What was really awful about this reading was the narrator. I would be really curious to know what the man's mother language is. It doesn't seem to be English since, although his reading was, overall, pleasant enough, his accent was neither typically British nor American nor, indeed, any other of the native accents of English I am familiar with. What's worse, he kept pronouncing "heir" as "hair", sounding the initial "h", which is silent.
But he can't be French either, since he often, and painfully, mispronounced some French words no native Frenchman (indeed, nor even a foreigner with a sound knowledge of French) would ever mispronounce! One example should suffice: he repeatedly pronounced "Maréchal" (Petain's rank comes up fairly often in the book) "Marekal" reading the "ch" (which should be read "sh") as it if were a "k" (or hard "c") ! Honestly!
As if such mistakes were not annoying enough, every time he read a quote from a Frenchman (and, not surprisingly, there's quite a few of those in the book) he felt obliged to do it in a mock-French accent that made every Frenchman in the book, first and foremost De Gaulle, sound like Inspector Clouzeau!

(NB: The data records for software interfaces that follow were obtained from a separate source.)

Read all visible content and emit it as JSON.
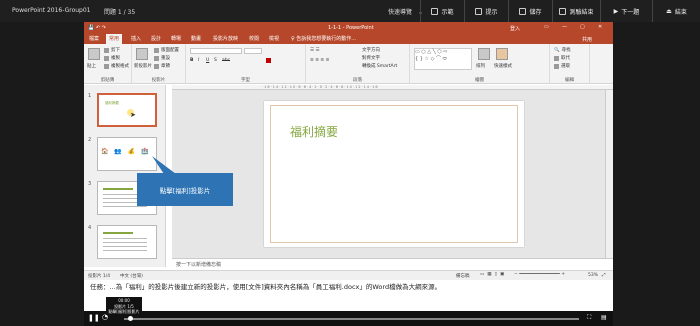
{
  "exam": {
    "title": "PowerPoint 2016-Group01",
    "question": "問題 1 / 35",
    "language": "快速導覽",
    "buttons": [
      "示範",
      "提示",
      "儲存",
      "測驗結束",
      "下一題",
      "結束"
    ]
  },
  "app": {
    "window_title": "1-1-1 - PowerPoint",
    "user": "登入",
    "share": "共用",
    "tabs": [
      "檔案",
      "常用",
      "插入",
      "設計",
      "轉場",
      "動畫",
      "投影片放映",
      "校閱",
      "檢視",
      "♀ 告訴我您想要執行的動作..."
    ],
    "active_tab": "常用",
    "ribbon": {
      "groups": [
        "剪貼簿",
        "投影片",
        "字型",
        "段落",
        "繪圖",
        "編輯"
      ],
      "clipboard": {
        "paste": "貼上",
        "cut": "剪下",
        "copy": "複製",
        "format": "複製格式"
      },
      "slides": {
        "new": "新投影片",
        "layout": "版面配置",
        "reset": "重設",
        "section": "章節"
      },
      "drawing": {
        "arrange": "排列",
        "styles": "快速樣式"
      },
      "editing": {
        "find": "尋找",
        "replace": "取代",
        "select": "選取"
      },
      "paragraph": {
        "text_dir": "文字方向",
        "align": "對齊文字",
        "smartart": "轉換成 SmartArt"
      }
    },
    "thumbnails": [
      {
        "num": "1",
        "title": "福利摘要"
      },
      {
        "num": "2",
        "title": ""
      },
      {
        "num": "3",
        "title": ""
      },
      {
        "num": "4",
        "title": ""
      }
    ],
    "slide_title": "福利摘要",
    "notes_placeholder": "按一下以新增備忘稿",
    "status": {
      "slide": "投影片 1/4",
      "lang": "中文 (台灣)",
      "notes": "備忘稿",
      "zoom": "53%"
    }
  },
  "callout": "點擊[福利]投影片",
  "task": "任務：...為「福利」的投影片後建立新的投影片，使用[文件]資料夾內名稱為「員工福利.docx」的Word檔做為大綱來源。",
  "tooltip": {
    "time": "00:00",
    "slide": "投影片 1/5",
    "label": "點擊[福利]投影片"
  }
}
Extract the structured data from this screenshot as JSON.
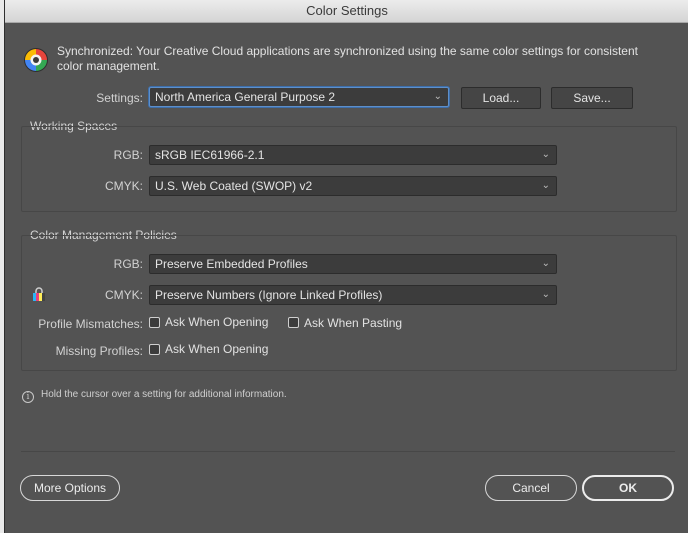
{
  "window": {
    "title": "Color Settings"
  },
  "sync": {
    "icon": "color-wheel-icon",
    "message": "Synchronized: Your Creative Cloud applications are synchronized using the same color settings for consistent color management."
  },
  "settings": {
    "label": "Settings:",
    "value": "North America General Purpose 2",
    "load_label": "Load...",
    "save_label": "Save..."
  },
  "working_spaces": {
    "title": "Working Spaces",
    "rgb_label": "RGB:",
    "rgb_value": "sRGB IEC61966-2.1",
    "cmyk_label": "CMYK:",
    "cmyk_value": "U.S. Web Coated (SWOP) v2"
  },
  "policies": {
    "title": "Color Management Policies",
    "rgb_label": "RGB:",
    "rgb_value": "Preserve Embedded Profiles",
    "cmyk_icon": "lock-icon",
    "cmyk_label": "CMYK:",
    "cmyk_value": "Preserve Numbers (Ignore Linked Profiles)",
    "profile_mismatches_label": "Profile Mismatches:",
    "ask_when_opening_label": "Ask When Opening",
    "ask_when_opening_checked": false,
    "ask_when_pasting_label": "Ask When Pasting",
    "ask_when_pasting_checked": false,
    "missing_profiles_label": "Missing Profiles:",
    "missing_ask_when_opening_label": "Ask When Opening",
    "missing_ask_when_opening_checked": false
  },
  "info": {
    "icon": "info-icon",
    "text": "Hold the cursor over a setting for additional information."
  },
  "footer": {
    "more_options_label": "More Options",
    "cancel_label": "Cancel",
    "ok_label": "OK"
  },
  "colors": {
    "dialog_bg": "#535353",
    "field_bg": "#3c3c3c",
    "focus_ring": "#5e8fc9"
  }
}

All in all, as far as I can tell, the book is good for what it purports to be. As I said, this was not the kind of book I was looking for, but that can't be the author's fault. But, the narrator... arrgh!